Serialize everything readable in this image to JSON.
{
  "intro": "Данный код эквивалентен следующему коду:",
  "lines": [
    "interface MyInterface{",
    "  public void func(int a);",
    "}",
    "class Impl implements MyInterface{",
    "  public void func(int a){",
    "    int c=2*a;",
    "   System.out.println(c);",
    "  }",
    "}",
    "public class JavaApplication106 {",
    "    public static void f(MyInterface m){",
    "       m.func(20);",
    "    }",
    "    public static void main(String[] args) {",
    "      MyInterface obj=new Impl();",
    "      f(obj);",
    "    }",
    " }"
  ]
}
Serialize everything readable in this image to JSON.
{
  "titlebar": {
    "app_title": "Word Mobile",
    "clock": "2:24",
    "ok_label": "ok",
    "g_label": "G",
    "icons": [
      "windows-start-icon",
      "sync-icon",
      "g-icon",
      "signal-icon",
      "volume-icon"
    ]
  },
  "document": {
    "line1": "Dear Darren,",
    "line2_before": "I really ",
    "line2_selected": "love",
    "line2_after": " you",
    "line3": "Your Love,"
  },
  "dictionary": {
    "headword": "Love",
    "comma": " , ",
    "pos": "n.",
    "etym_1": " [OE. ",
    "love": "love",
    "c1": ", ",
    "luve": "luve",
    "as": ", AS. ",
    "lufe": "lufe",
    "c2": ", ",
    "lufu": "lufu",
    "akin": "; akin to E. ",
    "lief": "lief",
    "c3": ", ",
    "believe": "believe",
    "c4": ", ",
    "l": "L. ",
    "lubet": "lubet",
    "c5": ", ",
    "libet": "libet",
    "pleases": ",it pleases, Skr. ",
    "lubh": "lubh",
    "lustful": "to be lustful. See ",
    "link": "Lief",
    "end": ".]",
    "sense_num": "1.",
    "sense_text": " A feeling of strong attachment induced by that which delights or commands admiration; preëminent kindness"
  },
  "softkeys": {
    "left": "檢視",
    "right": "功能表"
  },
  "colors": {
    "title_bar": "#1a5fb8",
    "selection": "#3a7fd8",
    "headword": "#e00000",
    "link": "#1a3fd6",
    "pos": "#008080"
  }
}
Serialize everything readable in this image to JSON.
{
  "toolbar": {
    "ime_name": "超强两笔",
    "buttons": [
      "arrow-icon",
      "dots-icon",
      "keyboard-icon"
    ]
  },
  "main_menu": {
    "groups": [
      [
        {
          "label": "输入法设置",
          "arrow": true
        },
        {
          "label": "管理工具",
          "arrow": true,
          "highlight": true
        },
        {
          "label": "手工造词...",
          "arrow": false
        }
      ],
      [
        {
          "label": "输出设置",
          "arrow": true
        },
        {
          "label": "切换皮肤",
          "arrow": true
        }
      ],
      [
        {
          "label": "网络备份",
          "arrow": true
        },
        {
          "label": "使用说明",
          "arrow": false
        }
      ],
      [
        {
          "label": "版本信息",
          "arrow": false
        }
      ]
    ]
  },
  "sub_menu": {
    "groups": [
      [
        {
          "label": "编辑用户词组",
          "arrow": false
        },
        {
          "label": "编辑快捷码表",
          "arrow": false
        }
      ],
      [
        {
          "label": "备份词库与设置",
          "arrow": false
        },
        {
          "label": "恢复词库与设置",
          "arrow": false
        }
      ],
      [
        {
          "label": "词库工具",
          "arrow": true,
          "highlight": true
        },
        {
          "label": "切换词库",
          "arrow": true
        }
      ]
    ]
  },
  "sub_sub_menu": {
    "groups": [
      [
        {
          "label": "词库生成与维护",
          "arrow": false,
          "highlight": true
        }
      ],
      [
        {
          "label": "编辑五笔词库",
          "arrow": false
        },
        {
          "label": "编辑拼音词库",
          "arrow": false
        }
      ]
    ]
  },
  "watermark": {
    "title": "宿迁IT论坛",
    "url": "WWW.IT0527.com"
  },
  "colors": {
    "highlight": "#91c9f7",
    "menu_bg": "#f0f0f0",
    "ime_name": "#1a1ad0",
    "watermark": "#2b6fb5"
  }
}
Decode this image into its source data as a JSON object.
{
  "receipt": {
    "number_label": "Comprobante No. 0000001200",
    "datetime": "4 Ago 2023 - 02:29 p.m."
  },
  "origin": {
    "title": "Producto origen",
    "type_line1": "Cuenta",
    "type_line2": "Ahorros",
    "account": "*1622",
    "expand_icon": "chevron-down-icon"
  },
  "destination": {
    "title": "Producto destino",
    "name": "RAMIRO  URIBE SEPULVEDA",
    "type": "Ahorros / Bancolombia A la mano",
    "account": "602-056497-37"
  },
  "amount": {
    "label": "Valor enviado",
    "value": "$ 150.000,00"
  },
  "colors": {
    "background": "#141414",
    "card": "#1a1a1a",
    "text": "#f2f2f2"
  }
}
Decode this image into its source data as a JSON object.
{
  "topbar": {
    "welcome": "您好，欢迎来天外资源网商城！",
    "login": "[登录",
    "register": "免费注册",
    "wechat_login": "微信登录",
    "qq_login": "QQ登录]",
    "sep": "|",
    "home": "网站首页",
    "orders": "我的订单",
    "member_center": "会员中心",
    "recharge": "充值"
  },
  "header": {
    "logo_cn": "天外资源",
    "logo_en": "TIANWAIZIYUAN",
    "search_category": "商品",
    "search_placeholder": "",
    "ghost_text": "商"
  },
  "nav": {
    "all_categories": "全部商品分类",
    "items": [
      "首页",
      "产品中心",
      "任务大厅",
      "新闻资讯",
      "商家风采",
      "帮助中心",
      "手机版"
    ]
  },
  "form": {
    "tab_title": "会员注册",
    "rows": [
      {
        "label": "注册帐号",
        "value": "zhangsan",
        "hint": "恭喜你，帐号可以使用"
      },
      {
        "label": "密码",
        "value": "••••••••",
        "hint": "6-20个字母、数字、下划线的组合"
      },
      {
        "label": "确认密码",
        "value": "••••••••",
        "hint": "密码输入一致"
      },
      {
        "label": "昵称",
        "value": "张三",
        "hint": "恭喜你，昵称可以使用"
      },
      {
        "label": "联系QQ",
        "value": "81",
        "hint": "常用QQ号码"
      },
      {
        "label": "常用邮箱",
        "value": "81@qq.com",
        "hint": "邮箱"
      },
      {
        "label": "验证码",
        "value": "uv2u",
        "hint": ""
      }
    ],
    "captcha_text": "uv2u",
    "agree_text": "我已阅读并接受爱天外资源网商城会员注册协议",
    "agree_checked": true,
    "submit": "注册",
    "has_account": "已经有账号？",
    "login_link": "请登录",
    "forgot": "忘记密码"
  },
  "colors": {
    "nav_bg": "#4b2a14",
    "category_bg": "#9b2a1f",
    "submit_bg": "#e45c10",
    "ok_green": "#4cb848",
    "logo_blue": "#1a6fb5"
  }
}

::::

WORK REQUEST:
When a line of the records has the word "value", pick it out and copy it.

ANSWER SECTION:
    "value": "$ 150.000,00"
        "value": "zhangsan",
        "value": "••••••••",
        "value": "••••••••",
        "value": "张三",
        "value": "81",
        "value": "81@qq.com",
        "value": "uv2u",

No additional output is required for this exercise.